The Power of Maps by Denis Wood This volume ventures into terrain where even the most sophisticated map fails to lead--through the mapmaker’s bias. Denis Wood shows how maps are not impartial reference objects, but rather instruments of communication, persuasion, and power. Like paintings, they express a point of view. By connecting us to a reality that could not exist in the absence of maps--a world of property lines and voting rights, taxation districts and enterprise zones--they embody and project the interests of their creators. Sampling the scope of maps available today, illustrations include Peter Gould’s AIDS map, Tom Van Sant’s map of the earth, U.S. Geological Survey maps, and a child’s drawing of the world. THE POWER

OF MAPS was published in conjunction with an exhibition at the Cooper Hewitt Museum, the Smithsonian Institution’s National Museum of Design.

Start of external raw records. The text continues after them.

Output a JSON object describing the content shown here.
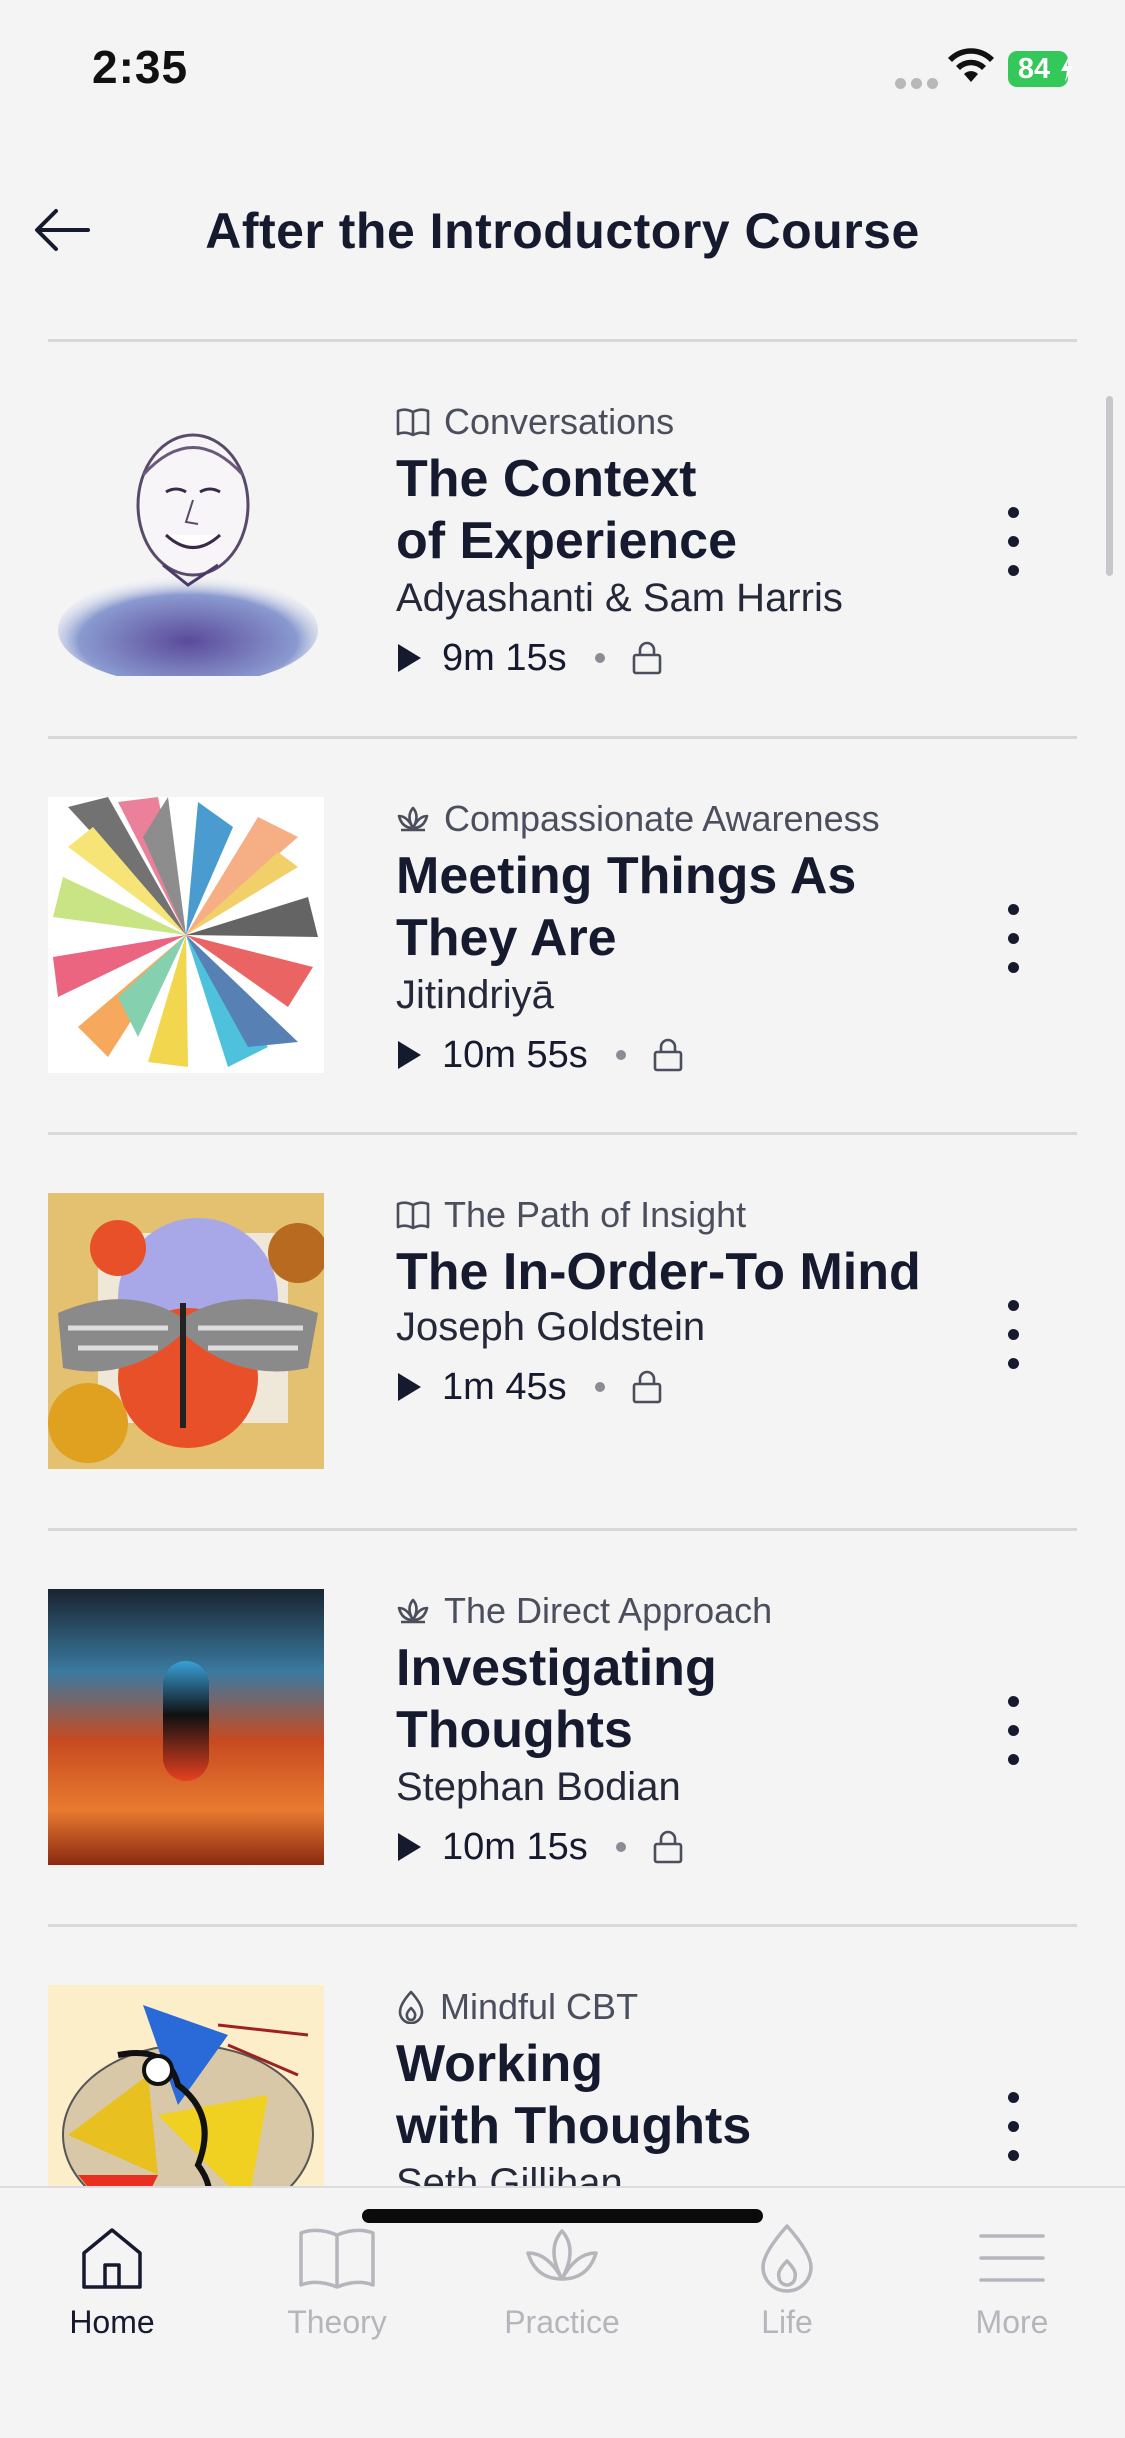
{
  "status_bar": {
    "time": "2:35",
    "battery": "84"
  },
  "header": {
    "title": "After the Introductory Course"
  },
  "courses": [
    {
      "category": "Conversations",
      "category_icon": "book-icon",
      "title": "The Context\nof Experience",
      "author": "Adyashanti & Sam Harris",
      "duration": "9m 15s"
    },
    {
      "category": "Compassionate Awareness",
      "category_icon": "lotus-icon",
      "title": "Meeting Things As\nThey Are",
      "author": "Jitindriyā",
      "duration": "10m 55s"
    },
    {
      "category": "The Path of Insight",
      "category_icon": "book-icon",
      "title": "The In-Order-To Mind",
      "author": "Joseph Goldstein",
      "duration": "1m 45s"
    },
    {
      "category": "The Direct Approach",
      "category_icon": "lotus-icon",
      "title": "Investigating\nThoughts",
      "author": "Stephan Bodian",
      "duration": "10m 15s"
    },
    {
      "category": "Mindful CBT",
      "category_icon": "flame-icon",
      "title": "Working\nwith Thoughts",
      "author": "Seth Gillihan",
      "duration": ""
    }
  ],
  "tabs": [
    {
      "label": "Home",
      "icon": "home-icon",
      "active": true
    },
    {
      "label": "Theory",
      "icon": "book-icon",
      "active": false
    },
    {
      "label": "Practice",
      "icon": "lotus-icon",
      "active": false
    },
    {
      "label": "Life",
      "icon": "flame-icon",
      "active": false
    },
    {
      "label": "More",
      "icon": "menu-icon",
      "active": false
    }
  ],
  "colors": {
    "background": "#f4f4f5",
    "text": "#161a2e",
    "battery": "#34c759",
    "inactive_tab": "#b5b6bb"
  }
}
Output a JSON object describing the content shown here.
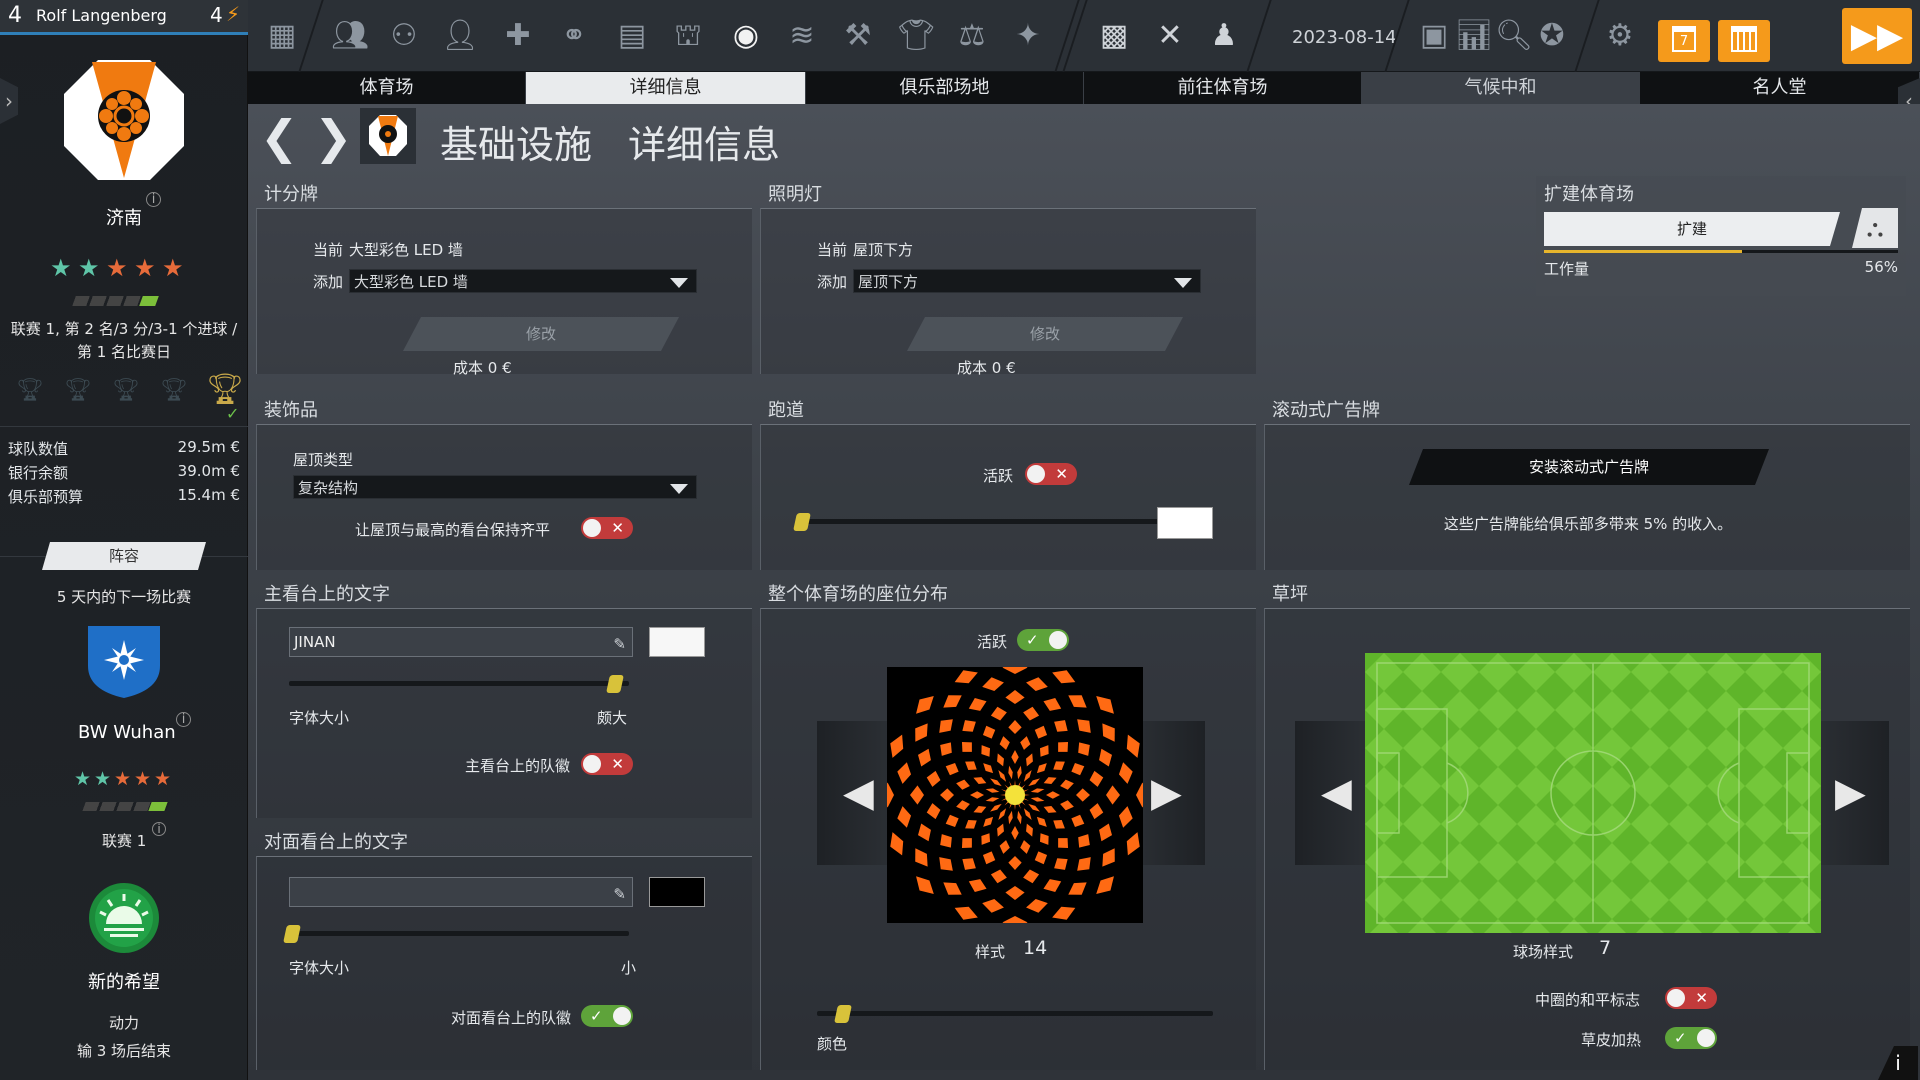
{
  "manager": {
    "number": "4",
    "name": "Rolf Langenberg",
    "alerts": "4"
  },
  "club": {
    "name": "济南",
    "rating_stars": 5,
    "filled_stars": 2,
    "form_text": "联赛 1, 第 2 名/3 分/3-1 个进球 / 第 1 名比赛日",
    "finances": [
      {
        "label": "球队数值",
        "value": "29.5m €"
      },
      {
        "label": "银行余额",
        "value": "39.0m €"
      },
      {
        "label": "俱乐部预算",
        "value": "15.4m €"
      }
    ],
    "lineup_button": "阵容",
    "next_match_label": "5 天内的下一场比赛",
    "opponent": "BW Wuhan",
    "opponent_league": "联赛 1",
    "mood_title": "新的希望",
    "momentum_label": "动力",
    "momentum_text": "输 3 场后结束"
  },
  "topbar": {
    "date": "2023-08-14",
    "calendar_day": "7"
  },
  "tabs": [
    "体育场",
    "详细信息",
    "俱乐部场地",
    "前往体育场",
    "气候中和",
    "名人堂"
  ],
  "active_tab": 1,
  "page": {
    "title_a": "基础设施",
    "title_b": "详细信息"
  },
  "scoreboard": {
    "title": "计分牌",
    "current_label": "当前",
    "current_value": "大型彩色 LED 墙",
    "add_label": "添加",
    "add_value": "大型彩色 LED 墙",
    "modify": "修改",
    "cost": "成本  0 €"
  },
  "lighting": {
    "title": "照明灯",
    "current_label": "当前",
    "current_value": "屋顶下方",
    "add_label": "添加",
    "add_value": "屋顶下方",
    "modify": "修改",
    "cost": "成本  0 €"
  },
  "expand": {
    "title": "扩建体育场",
    "button": "扩建",
    "workload_label": "工作量",
    "workload_value": "56%",
    "workload_fraction": 0.56
  },
  "decor": {
    "title": "装饰品",
    "roof_type_label": "屋顶类型",
    "roof_type_value": "复杂结构",
    "align_label": "让屋顶与最高的看台保持齐平",
    "align_on": false
  },
  "track": {
    "title": "跑道",
    "active_label": "活跃",
    "active_on": false,
    "slider_fraction": 0.0,
    "color": "#ffffff"
  },
  "ads": {
    "title": "滚动式广告牌",
    "button": "安装滚动式广告牌",
    "description": "这些广告牌能给俱乐部多带来 5% 的收入。"
  },
  "main_stand": {
    "title": "主看台上的文字",
    "text_value": "JINAN",
    "color": "#f7f7f7",
    "font_size_label": "字体大小",
    "font_size_value": "颇大",
    "slider_fraction": 0.98,
    "crest_label": "主看台上的队徽",
    "crest_on": false
  },
  "opposite_stand": {
    "title": "对面看台上的文字",
    "text_value": "",
    "color": "#000000",
    "font_size_label": "字体大小",
    "font_size_value": "小",
    "slider_fraction": 0.0,
    "crest_label": "对面看台上的队徽",
    "crest_on": true
  },
  "seating": {
    "title": "整个体育场的座位分布",
    "active_label": "活跃",
    "active_on": true,
    "style_label": "样式",
    "style_value": "14",
    "color_label": "颜色",
    "color_fraction": 0.05
  },
  "pitch": {
    "title": "草坪",
    "style_label": "球场样式",
    "style_value": "7",
    "peace_label": "中圈的和平标志",
    "peace_on": false,
    "heating_label": "草皮加热",
    "heating_on": true
  },
  "colors": {
    "accent": "#f59a1b",
    "toggle_on": "#5ea33a",
    "toggle_off": "#c23b3b",
    "slider_thumb": "#d8c23a",
    "pitch": "#6bbf2f",
    "seat_orange": "#ff6a13"
  }
}
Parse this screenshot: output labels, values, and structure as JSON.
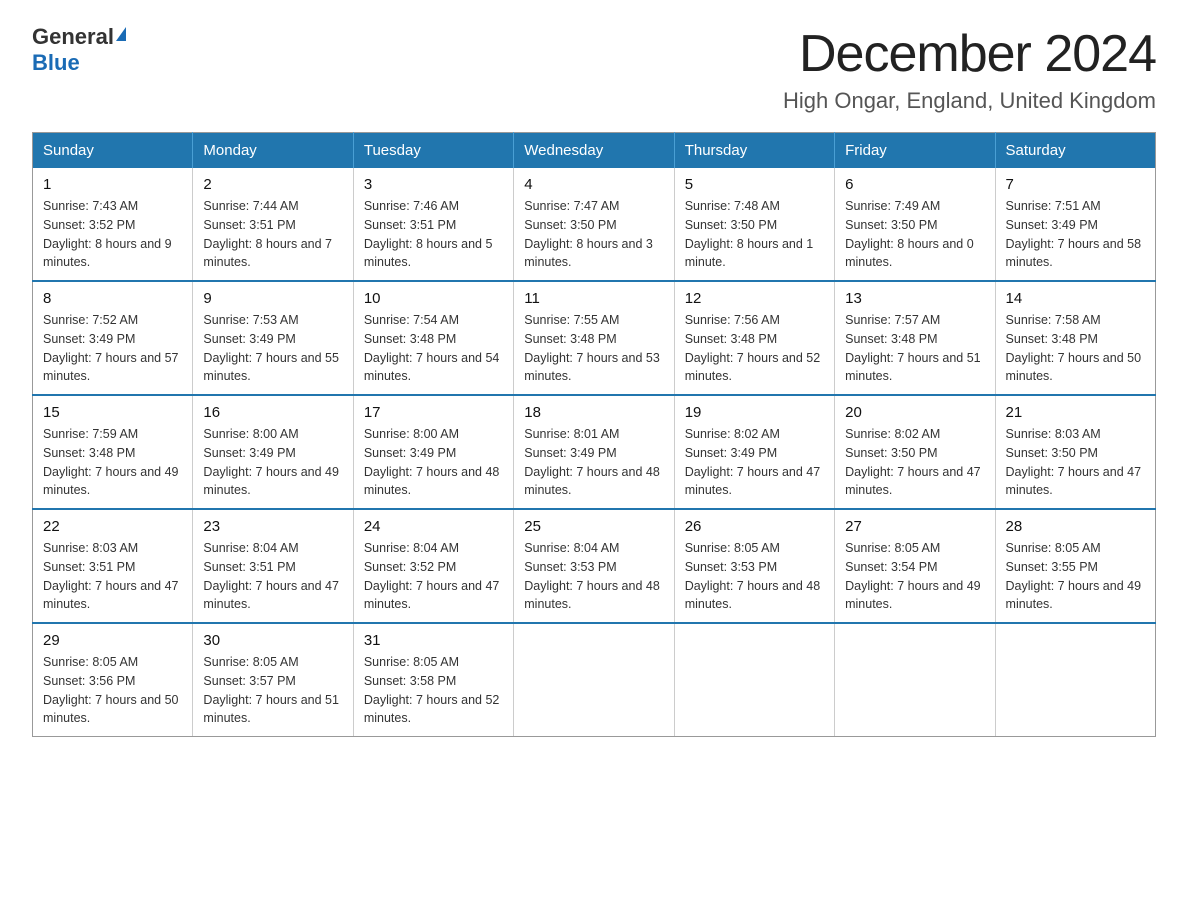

http://www.thislife.org/pages/archives/archive98.html


8 results for: mapping

View results from: Dictionary | Thesaurus | Encyclopedia | All Reference | the Web Dictionary.com Unabridged (v 1.1) - Cite This Source map     [map] Pronunciation Key - Show IPA Pronunciation noun,

verb, mapped, map∙ping. –noun 1. a representation, usually on a flat surface, as of the features of an area of the earth or a portion of the heavens, showing them in their respective forms, sizes, and relationships according to some convention of representation: a map of Canada. 2. a maplike delineation, representation, or reflection of anything: The old man’s face is a map of time. 3. Mathematics. function (def. 4a). 4. Slang. the face: Wipe that smile off that ugly map of yours. 5. Genetics. genetic map. –verb (used with object) 6. to represent or delineate on or as if on a map. 7. to sketch or plan (often fol. by out): to map out a new career. —Idioms 8. off the map, out of existence; into oblivion: Whole cities were wiped off the map. 9. put on the map, to bring into the public eye; make known, famous, or prominent: The discovery of gold put our town on the map.

[Origin: 1350–1400; ME mappe-(mounde) < ML mappa mundī map of the world; special use of L mappa napkin, said to be < Punic] —Related forms


Mapping Visual Information / New Media Design / Ohio University School of Art / Spring 2006